(Data extracted from a collection)
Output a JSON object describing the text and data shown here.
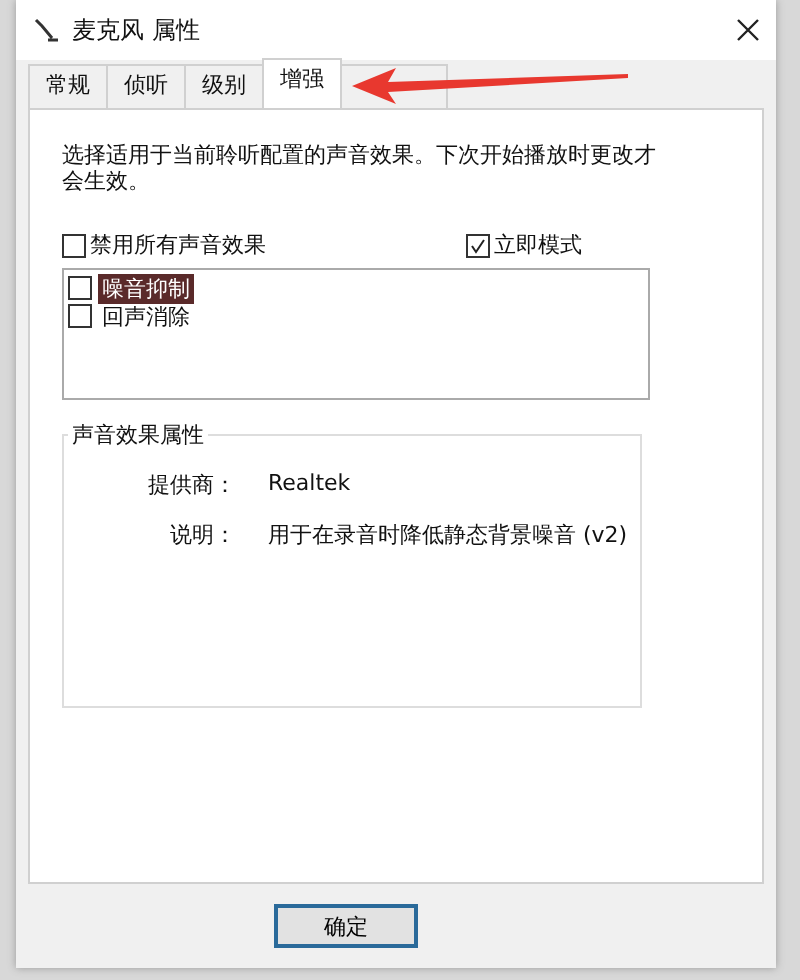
{
  "window": {
    "title": "麦克风 属性"
  },
  "tabs": [
    {
      "label": "常规",
      "selected": false
    },
    {
      "label": "侦听",
      "selected": false
    },
    {
      "label": "级别",
      "selected": false
    },
    {
      "label": "增强",
      "selected": true
    }
  ],
  "description": "选择适用于当前聆听配置的声音效果。下次开始播放时更改才会生效。",
  "disable_all": {
    "label": "禁用所有声音效果",
    "checked": false
  },
  "immediate_mode": {
    "label": "立即模式",
    "checked": true
  },
  "effects": [
    {
      "label": "噪音抑制",
      "checked": false,
      "selected": true
    },
    {
      "label": "回声消除",
      "checked": false,
      "selected": false
    }
  ],
  "properties": {
    "title": "声音效果属性",
    "rows": [
      {
        "label": "提供商：",
        "value": "Realtek"
      },
      {
        "label": "说明：",
        "value": "用于在录音时降低静态背景噪音 (v2)"
      }
    ]
  },
  "buttons": [
    "确定"
  ]
}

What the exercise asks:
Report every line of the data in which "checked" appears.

Task result:
    "checked": false
    "checked": true
      "checked": false,
      "checked": false,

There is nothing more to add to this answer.